To approve the project, the Half Moon Bay City Council must vote to authorize a license agreement to allow for temporary improvements in the public right of way.
Phillips said parklets are not a new concept, and that they are becoming more popular in other downtown areas in the Bay Area.
“I love this project,” Planning Commissioner Rich Hernandez said. “If it was not disruptive to the other businesses, I would rip out all the parking.”
Some commissioners raised questions about the specifics of the plan, including the practicality of placing a bike rack next to a parking spot and the perception that this sets a precedent to allow more parklets or favoritism toward any one business owner.
Several people who own businesses on the 500 block of Main Street said they disapproved of the pilot project. Some said taking away parking spaces near their businesses would deter customers. Others brought up issues with safety and accessibility to the parklet.
“This parklet idea seems like a way to bring in business for (Marx),” said Audrey Seaton, co-owner of Small Town Sweets, which is one business removed from Cafe Society. “Taking away parking will hurt businesses like me.”
Seaton said she is also worried the appeal of the parklet may encourage people to jaywalk and use the space inappropriately.
“You can’t police how people sit in or use the parklet. What about dealing with garbage?” she said.
As the applicant for the project, Marx will be responsible for maintaining and cleaning the parklet, according to the city’s staff report.
Half Moon Bay Bakery owner Desi Sanchez said the loss of parking spaces would negatively impact his business as well.
“I think my business is going to hurt more than anybody,” Sanchez said. “For my business, people come and go, and customers stay in the store about five minutes. We’re getting busier and busier and now you want to take out three parking spaces.”
Last year the city conducted a survey of parking downtown and found there is plenty of space available, even during peak times. The survey stated that during a typical lunch rush on Monday street parking was 65 percent occupied and available parking lots were 37 percent full.
“There will continue to be additional pressures on parking and as a community we will need to be flexible on that,” Planning Commissioner Steve Ruddock said.
A few residents in attendance spoke in favor of the project, stating it will enhance downtown.
“It takes some bravery to try something different and unique,” said Half Moon Bay resident Leslie Duckworth. “… I think it is an amazing addition.”
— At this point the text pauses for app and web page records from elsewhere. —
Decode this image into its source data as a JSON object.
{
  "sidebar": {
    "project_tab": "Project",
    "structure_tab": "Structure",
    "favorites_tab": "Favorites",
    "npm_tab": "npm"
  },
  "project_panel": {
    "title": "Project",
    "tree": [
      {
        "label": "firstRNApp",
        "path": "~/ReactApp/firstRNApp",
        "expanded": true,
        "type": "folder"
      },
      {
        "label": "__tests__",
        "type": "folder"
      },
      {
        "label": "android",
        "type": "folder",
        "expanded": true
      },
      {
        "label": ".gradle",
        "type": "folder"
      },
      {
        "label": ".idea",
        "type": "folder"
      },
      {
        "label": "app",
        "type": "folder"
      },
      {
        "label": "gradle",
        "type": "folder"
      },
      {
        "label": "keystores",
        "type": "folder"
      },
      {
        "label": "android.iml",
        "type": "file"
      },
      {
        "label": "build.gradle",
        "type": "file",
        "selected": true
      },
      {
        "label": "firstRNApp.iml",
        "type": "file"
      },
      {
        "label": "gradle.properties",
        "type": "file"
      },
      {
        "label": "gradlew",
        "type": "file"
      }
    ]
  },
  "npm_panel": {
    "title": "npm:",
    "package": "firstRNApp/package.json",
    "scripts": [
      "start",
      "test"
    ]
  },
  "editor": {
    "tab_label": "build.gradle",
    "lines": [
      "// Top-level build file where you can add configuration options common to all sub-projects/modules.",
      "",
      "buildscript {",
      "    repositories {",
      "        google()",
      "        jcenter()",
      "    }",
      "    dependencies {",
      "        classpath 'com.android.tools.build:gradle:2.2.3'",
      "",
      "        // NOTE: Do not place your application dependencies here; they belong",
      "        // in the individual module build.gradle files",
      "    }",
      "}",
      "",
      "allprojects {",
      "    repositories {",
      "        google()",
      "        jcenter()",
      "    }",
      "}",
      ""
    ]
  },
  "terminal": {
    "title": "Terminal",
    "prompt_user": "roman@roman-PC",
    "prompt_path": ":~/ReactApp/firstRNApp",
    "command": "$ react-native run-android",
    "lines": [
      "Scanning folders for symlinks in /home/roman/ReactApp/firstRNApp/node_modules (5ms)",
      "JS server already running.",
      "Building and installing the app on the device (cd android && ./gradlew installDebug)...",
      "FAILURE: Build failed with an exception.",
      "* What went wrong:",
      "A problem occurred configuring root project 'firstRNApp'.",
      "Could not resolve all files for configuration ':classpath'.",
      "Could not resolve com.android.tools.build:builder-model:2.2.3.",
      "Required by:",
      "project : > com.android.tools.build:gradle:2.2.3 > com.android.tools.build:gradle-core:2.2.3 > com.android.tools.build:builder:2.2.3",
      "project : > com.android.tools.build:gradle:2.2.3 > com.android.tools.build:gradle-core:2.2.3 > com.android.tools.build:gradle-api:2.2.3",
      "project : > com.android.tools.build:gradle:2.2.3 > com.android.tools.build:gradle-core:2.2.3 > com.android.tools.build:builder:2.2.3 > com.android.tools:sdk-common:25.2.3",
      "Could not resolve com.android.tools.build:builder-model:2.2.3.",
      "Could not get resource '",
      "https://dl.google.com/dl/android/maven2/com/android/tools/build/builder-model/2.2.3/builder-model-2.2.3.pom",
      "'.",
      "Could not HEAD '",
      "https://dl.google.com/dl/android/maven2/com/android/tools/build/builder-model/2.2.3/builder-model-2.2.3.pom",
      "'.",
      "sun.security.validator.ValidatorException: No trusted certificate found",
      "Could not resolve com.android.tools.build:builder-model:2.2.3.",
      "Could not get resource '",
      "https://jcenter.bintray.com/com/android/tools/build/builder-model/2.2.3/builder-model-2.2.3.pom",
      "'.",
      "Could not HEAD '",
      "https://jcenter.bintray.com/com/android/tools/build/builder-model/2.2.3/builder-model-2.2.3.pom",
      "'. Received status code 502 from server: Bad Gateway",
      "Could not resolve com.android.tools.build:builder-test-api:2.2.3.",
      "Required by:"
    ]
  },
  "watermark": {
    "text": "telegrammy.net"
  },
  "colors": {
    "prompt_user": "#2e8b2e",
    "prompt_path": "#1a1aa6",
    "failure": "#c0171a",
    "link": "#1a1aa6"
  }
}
The Planning Commission voted to approve the application for the pilot project, and city staff is looking at ways to work out further design details.